Q&A with Sean McKenzie
How are rehearsals going for The Park Keeper?
Great, thank you. It’s a wonderful funny poignant script. Performing this piece by Mike Kenny is absolute gift and I feel very privileged, proud and grateful to do so, after what has been a tough time for so many actors in our industry – for everyone in our industry. I’ve never performed in a one man play before and quite frankly it’s slightly scary but incredibly exciting. Like Bowie said, ‘Sometimes when you feel your feet aren’t quite touching the bottom, you’re just about in the right place to do something exciting.’
Tell us about the character of the Park Keeper and which aspects of him you can identify with?
I think his honesty – also his questioning of life, god, humanity. He’s also a family man and a hard worker. He won’t settle for second best. His standards are very high.
How do you view the prospect of working outdoors and doing a one-man show? Have you done either before?
I’m looking forward to working outside being surrounded by birdsong and nature in Rowntree Park – The Park Keeper is perfect for it! And after all the Greeks, who gave us theatre in many ways, have performed outside for centuries. In fact I was lucky enough to play Trinculo in The Tempest at Herodus Atticus in Athens below the Parthenon to 3,000 Greeks.
Have you worked before with director Matt Aston or writer Mike Kenny?
No, I haven’t, but I’ve known Matt about 15 years. We tried to do something together once before, so now we finally are – it’s great – he’s a lovely guy and a great director. Mike is a playwrighting legend, and I’ve seen Mike’s work at Derby Theatre on several occasions.

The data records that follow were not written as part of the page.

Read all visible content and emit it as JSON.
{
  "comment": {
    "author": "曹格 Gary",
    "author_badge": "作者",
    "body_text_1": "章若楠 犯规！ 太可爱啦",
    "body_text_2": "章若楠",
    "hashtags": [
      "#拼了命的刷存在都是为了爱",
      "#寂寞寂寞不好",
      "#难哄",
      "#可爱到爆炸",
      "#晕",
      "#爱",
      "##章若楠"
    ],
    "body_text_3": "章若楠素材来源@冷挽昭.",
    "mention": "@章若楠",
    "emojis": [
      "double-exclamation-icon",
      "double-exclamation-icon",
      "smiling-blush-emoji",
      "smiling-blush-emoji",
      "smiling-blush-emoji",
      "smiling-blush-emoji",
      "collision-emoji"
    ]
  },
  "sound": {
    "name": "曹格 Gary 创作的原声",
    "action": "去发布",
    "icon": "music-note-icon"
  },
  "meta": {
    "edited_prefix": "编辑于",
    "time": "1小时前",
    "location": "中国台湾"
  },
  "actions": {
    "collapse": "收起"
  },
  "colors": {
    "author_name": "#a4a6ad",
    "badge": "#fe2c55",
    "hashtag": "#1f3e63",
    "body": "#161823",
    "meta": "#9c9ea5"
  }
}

Any connections with York?
The only connection with York is that I think I was the first person ever to share the Damehood with Berwick Kaler at York Theatre Royal 1995-96 in Cinderella. I have a lot of respect for Berwick as a dame – just fantastic – and took what I learnt with him when I performed Dame (solo) for the first time a few years ago. In fact I’m frocking up this coming Christmas in Stafford at the Gatehouse Theatre.
Your ambition to be an actor stretches back to your childhood – what was the attraction and do you have any other family members in the business?
Yes, I had a blinding light on the road to Damascus moment and have pursued acting and its craft doggedly since I was 11 years old. A little lad from a council estate getting into RADA was a special moment in my life. My father was an entertainer so growing up I watched all these fantastic comics, singers and specialist acts in the world of variety. My brother Liam is also a singer-musician.
Any favourite roles or plays you’ve played or would like to play?
I was very fortunate to be directed by Alan Ayckbourn early in my career with a show, Two Weeks With the Queen, that transferred from the Stephen Joseph Theatre (SJT) in Scarborough to the National Theatre – a wonderful part and great memories of it. Also playing Ray Say in Little Voice at SJT, Toad in Wind in the Willows, Abigail’s Party, Cartwright’s Two, Bottom in A Midsummer Nights Dream, The Curious Incident of the Dog in the Night-Time, playing Alan Bennett in The Lady in the Van – also doing my very own Jackanory. One role I’d like to play is Archie Rice in The Entertainer – growing up in a variety world, it’s a perfect fit.
You spent 18 months in War Horse touring the UK and South Africa – how was that experience?
War Horse was an amazing experience. I was so lucky to go to so many great cities with it – Dublin, Edinburgh, Manchester, Johannesburg and Cape Town to name a few. The puppets were extraordinary and the reaction every single night was incredible. I performed in it over 500 times.
You’ve never missed a performance in your time as an actor, carrying on even when you’ve been ill…
Yeah, through out my career I’ve been someone you can rely on night after night. I worked through bad backs, sprains, food poisoning. Sadly I only missed a couple shows when my father passed but I think that’s allowed! He would have been very proud of me to go back so soon after, but as he said ‘That’s showbiz’.
Any hobbies, interests, obsessions you pursue when not acting?
I love reading obviously, walking, music, theatre. Only one obsession – Aston Villa FC.